Emotional stress caused by last years tsunami resulted in part of some survivors brains shrinking, according to scientists in Japan who grasped a unique chance to study the neurological effects of trauma.
On a quest to better understand post-traumatic stress disorder, the researchers compared brain scans they had taken of 42 healthy adolescents in other studies in the two years before the killer wave with new images taken three to four months thereafter.
Among those with PTSD symptoms, they found a shrinking in the orbitofrontal cortex, a part of the brain involved in decision-making and the regulation of emotion, said a study published yesterday in Molecular Psychiatry.

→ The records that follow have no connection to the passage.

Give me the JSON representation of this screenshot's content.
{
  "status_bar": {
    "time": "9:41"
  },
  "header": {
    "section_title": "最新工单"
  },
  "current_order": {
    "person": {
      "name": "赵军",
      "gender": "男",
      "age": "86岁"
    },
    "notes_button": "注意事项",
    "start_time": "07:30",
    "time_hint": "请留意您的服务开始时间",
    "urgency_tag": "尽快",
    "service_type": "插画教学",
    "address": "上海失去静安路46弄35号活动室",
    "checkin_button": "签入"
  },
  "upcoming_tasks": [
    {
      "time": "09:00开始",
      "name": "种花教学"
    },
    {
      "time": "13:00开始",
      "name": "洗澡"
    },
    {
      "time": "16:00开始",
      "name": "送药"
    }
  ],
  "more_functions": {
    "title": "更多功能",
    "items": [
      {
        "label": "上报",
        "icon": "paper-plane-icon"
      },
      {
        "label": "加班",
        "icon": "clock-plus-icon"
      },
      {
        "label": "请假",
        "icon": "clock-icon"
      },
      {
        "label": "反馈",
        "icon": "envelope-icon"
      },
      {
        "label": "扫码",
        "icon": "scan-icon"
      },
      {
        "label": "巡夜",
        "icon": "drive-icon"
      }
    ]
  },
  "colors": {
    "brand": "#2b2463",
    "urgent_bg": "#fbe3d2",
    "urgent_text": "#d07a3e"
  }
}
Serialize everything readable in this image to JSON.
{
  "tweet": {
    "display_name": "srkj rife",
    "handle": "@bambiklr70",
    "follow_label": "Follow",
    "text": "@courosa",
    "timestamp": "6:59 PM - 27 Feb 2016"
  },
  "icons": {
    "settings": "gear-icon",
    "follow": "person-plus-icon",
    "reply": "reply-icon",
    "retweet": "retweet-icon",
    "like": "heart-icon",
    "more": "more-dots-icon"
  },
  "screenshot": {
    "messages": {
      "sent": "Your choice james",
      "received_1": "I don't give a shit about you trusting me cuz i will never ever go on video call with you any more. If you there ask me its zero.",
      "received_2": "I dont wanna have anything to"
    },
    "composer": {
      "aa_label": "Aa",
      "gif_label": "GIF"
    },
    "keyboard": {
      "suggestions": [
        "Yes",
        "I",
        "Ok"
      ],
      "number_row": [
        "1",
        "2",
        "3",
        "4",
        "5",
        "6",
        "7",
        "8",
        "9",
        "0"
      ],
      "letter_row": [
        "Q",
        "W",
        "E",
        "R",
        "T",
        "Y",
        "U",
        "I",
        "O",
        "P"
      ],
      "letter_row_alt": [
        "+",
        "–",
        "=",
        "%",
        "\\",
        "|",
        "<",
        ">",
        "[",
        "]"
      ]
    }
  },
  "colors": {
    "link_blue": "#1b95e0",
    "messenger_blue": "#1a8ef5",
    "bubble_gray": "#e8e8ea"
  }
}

There is a reason more than half the world’s population lives in cities, with the number expected to grow. Cities have a lot to offer. Residents can walk to nearby shops and enjoy cultural attractions not available to those in more rural areas. Also, living in a city may make your commute to work much shorter.
Unfortunately, according to health officials from the World Health Organization, that convenience may come with a price — higher levels of stress and a measurable impact on your brain.
The problem seems to be "attention," or more specifically, the lack of it. With so many different distractions — from a flashing neon sign, to the cell phone conversation of a nearby passenger on a bus, a city dweller starts to practice something known as "controlled perception." That toggling back and forth between competing stimuli can be mentally exhausting.
In fact, according to a recent study from the University of Michigan in Ann Arbor, just living in an urban environment makes it more difficult for an individual to hold things in memory.
In the same study, researchers split undergraduate students into two groups. One spent the day in a suburban neighborhood, the other group in a busy city. Overall, those in the city scored lower on attention tests and had a worse mood comparatively.